Wistful music plays in a darkened room as visitors file past glass cases displaying the detritus of tragedy past.
The items may seem unremarkable at first - a pair of old-fashioned spectacles, a battered bowler hat - but these are relics from the Titanic, material links to the human side of that iconic event.
"It's just a story that has thousands of human stories inside of it," said John Zaller, designer of "Titanic: The Artifact Exhibition," which recently sailed into San Francisco.
Six years shy of its centennial, it would seem that everything has already been said about the April 15, 1912, sinking of the "practically unsinkable" Titanic. But while other disasters have faded quietly into the pages of history, Titanic lives on.
"Every element of what it means to be human is encapsulated in that vessel after the iceberg hits," said Zaller. "Every human emotion is evoked in the decision of whether you get in the lifeboat or whether you stay behind - how you say your goodbyes and how you meet your end."
The show, which runs here through September, highlights the human element, handing out replica boarding passes at the entrance that carry a short biographical sketch of an actual passenger.
The tour begins with the somber room displaying personal belongings recovered from the ship. Around a corner, the mood is brighter as period music plays and posters, written descriptions and a replica deck of authentically squeaky planks highlight the planning and construction of the ship.
A reproduction of the grand staircase, similar to one that figured in the 1997 James Cameron movie, highlights the glamour of the ship. Re-creations of first- and third-class cabins give a sense of the social divisions of the time. Millionaire John Jacob Astor perished as did millionaire playboy Benjamin Guggenheim who is famously said to have declared, "We've dressed in our best, and are prepared to go down like gentlemen."
There were heroes; boiler room workers and others stayed at their posts.
And there were fatal errors. There weren't enough lifeboats for the 2,000 people aboard - although there were more than required at the time - and the evacuation into the boats that were available was riddled with confusion.

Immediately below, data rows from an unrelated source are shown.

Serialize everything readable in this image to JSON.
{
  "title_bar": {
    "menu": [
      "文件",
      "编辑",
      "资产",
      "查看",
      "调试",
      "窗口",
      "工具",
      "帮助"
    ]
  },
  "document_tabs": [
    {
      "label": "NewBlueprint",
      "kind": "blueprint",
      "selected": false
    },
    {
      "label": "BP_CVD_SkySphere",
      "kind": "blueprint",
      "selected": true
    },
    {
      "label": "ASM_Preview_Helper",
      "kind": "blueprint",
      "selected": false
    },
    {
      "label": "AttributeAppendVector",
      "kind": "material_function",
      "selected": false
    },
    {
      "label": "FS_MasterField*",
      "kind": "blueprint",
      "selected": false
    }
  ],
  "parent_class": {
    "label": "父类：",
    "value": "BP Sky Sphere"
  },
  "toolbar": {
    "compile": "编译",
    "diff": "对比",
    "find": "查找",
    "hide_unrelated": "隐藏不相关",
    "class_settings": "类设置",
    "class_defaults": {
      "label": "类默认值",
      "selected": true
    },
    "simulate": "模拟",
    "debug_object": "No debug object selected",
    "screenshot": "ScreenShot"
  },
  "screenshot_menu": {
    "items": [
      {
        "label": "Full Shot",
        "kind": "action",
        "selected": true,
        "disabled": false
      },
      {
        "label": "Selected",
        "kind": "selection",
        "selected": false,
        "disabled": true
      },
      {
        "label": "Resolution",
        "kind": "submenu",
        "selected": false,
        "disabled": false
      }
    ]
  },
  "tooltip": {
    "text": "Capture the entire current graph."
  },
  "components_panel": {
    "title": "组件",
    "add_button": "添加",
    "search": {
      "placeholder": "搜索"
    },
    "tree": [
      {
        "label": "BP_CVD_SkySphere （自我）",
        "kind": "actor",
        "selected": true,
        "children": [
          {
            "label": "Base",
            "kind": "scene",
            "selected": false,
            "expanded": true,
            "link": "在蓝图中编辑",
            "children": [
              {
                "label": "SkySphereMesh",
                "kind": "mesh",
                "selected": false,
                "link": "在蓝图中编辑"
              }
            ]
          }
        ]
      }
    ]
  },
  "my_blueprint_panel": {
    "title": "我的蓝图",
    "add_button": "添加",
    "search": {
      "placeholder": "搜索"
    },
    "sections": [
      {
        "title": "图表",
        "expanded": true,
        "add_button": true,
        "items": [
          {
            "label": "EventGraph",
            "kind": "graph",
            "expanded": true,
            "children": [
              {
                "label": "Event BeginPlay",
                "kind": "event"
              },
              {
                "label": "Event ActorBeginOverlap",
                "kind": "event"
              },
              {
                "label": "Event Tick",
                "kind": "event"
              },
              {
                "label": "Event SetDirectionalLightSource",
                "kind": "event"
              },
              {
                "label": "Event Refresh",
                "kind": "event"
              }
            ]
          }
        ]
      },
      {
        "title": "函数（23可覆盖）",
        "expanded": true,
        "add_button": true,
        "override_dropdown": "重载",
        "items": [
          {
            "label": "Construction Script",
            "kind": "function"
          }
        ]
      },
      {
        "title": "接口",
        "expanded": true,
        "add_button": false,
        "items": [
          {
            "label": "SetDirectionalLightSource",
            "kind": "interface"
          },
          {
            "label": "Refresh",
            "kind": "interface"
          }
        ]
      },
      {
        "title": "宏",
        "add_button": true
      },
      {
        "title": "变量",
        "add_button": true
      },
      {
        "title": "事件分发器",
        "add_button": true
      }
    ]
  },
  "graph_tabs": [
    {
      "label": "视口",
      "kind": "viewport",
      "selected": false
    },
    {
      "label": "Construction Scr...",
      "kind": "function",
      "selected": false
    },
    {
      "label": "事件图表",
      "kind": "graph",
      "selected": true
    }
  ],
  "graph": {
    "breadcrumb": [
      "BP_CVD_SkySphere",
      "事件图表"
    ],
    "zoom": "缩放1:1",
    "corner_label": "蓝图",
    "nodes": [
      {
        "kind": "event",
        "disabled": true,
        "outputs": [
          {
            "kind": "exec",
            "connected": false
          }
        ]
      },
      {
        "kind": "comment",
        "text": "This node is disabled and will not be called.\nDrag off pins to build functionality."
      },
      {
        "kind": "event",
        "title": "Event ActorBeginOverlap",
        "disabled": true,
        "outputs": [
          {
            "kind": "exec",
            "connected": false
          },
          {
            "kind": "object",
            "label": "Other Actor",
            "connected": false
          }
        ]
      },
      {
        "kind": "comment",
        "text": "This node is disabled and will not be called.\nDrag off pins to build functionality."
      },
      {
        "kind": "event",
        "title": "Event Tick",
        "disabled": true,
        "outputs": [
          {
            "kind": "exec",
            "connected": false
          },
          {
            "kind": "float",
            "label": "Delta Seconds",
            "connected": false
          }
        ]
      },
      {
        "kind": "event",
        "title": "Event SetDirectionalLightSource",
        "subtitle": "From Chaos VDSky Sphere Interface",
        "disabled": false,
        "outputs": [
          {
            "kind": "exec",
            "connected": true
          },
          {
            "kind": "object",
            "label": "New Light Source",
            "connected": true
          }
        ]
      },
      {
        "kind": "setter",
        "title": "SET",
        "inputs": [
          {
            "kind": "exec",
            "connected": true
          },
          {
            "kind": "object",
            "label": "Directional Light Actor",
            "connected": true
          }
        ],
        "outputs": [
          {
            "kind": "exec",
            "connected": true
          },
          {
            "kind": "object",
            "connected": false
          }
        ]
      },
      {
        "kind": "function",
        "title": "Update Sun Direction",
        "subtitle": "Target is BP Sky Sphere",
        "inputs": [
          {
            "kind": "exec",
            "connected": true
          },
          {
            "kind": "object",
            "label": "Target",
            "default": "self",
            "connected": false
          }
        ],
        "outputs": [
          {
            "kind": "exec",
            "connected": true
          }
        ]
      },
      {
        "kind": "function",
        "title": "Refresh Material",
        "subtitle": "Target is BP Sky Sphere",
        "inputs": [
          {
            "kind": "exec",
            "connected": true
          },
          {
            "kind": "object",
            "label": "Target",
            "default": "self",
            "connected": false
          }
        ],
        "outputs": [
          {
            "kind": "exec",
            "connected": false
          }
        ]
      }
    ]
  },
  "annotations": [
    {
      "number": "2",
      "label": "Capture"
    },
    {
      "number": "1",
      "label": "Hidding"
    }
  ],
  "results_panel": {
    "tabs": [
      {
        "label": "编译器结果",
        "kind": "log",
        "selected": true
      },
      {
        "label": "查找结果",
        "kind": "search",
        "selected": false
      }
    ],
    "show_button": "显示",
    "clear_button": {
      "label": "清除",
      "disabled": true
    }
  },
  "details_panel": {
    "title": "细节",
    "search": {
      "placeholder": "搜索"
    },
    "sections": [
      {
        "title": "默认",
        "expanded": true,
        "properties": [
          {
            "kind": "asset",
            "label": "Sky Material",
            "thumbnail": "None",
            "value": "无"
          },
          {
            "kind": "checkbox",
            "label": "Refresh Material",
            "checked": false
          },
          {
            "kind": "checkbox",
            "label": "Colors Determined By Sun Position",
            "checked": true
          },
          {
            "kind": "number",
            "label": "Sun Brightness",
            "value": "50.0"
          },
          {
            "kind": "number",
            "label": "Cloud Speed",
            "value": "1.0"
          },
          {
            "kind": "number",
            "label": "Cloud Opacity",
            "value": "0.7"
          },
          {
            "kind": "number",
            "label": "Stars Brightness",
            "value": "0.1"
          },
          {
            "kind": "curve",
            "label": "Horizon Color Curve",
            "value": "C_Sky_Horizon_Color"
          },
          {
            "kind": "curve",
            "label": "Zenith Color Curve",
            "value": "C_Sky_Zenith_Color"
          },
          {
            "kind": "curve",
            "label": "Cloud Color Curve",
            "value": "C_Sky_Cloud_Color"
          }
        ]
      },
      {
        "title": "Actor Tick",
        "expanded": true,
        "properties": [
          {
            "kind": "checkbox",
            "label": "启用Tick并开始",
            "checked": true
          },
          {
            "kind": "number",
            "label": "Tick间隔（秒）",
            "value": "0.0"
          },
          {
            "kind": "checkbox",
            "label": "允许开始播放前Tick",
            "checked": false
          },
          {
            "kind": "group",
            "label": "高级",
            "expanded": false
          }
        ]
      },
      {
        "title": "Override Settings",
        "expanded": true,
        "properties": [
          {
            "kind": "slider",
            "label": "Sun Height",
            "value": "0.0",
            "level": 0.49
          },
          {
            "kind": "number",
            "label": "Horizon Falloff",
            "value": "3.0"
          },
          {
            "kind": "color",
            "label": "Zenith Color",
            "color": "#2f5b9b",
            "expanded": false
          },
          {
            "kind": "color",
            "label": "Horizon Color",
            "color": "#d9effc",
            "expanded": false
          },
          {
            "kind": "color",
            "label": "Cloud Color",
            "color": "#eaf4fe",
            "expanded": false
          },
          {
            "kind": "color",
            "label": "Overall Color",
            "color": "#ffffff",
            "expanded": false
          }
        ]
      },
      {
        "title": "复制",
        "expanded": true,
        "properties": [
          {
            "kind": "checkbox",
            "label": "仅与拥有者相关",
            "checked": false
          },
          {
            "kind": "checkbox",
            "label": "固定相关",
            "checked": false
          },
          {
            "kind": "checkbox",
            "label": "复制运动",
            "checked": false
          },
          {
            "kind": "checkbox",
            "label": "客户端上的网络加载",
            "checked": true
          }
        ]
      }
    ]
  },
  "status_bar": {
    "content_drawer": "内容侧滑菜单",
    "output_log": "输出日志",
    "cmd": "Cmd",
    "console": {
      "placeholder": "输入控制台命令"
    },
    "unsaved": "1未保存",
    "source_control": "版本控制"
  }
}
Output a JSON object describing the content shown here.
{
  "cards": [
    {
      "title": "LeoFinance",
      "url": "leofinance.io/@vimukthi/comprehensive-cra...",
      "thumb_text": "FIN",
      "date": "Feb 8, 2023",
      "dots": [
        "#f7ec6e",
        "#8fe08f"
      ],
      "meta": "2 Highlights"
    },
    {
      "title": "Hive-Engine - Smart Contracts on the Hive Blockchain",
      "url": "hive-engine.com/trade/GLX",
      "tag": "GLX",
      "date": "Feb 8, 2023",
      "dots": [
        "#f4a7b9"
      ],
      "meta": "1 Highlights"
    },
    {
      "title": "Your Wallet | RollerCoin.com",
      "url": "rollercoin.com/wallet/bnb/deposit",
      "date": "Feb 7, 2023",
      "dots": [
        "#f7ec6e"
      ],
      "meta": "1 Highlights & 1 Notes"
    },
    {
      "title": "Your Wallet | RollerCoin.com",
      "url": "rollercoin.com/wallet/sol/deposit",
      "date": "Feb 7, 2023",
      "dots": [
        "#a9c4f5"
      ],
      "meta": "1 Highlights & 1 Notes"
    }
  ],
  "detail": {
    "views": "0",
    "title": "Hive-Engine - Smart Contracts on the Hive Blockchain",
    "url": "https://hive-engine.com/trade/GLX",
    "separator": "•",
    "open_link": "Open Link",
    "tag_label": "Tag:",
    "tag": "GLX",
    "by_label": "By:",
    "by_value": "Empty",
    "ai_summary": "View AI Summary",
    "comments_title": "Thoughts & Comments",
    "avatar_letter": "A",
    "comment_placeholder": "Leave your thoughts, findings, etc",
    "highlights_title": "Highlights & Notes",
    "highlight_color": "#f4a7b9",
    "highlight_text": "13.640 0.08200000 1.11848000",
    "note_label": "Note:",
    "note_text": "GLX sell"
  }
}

The exhibition was created by RMS Titanic Inc., a company formed under a 1994 federal court ruling to explore and salvage the wreck of the Titanic. Although these particular items aren't scheduled to appear in any other cities, the company has other shows with different Titanic artifacts currently on display in Long Beach, Calif., Miami, Las Vegas and Des Moines, Iowa.
The centerpiece of the exhibition is a 15-ton, 13-foot-by-30-foot section of the Titanic's hull, a few shards of glass still left in its portholes.
The exhibit ends with a list of the dead and the survivors, giving visitors a chance to see how the passenger on their ticket fared.
Comments in the visitor's book were mostly glowing - "Awesome!" and "Enjoyed it sadly." - although some took issue with the concept. "Amazing, but these things ought to have been left at the bottom of the sea."
The question of whether mining the Titanic for artifacts is a form of grave-robbing or preserving history has stirred debate for some years. Zaller says RMS Titanic Inc. takes only from the debris field, not from inside the ship, and notes the items will bear testament to Titanic long after the deteriorating wreck is gone.
"These artifacts tell the story of their own era, then they tell the story of a passenger or a group of passengers who may not have survived and then they also tell the story of 80-plus years on the bottom of the ocean," he said.
"They become these powerful symbols of a whole century."
IF YOU GO ...
TITANIC: The Artifact Exhibition, http://www.sftitanic.com, Open through Sept. 15. Metreon, 101 Fourth St., 4th Floor, San Francisco, CA 94103. (415) 369-6000. Open daily from 10 a.m. to 9 p.m. Box office prices, $22 for adults, $20 for seniors, $15 for children, group rates available for 20 or more.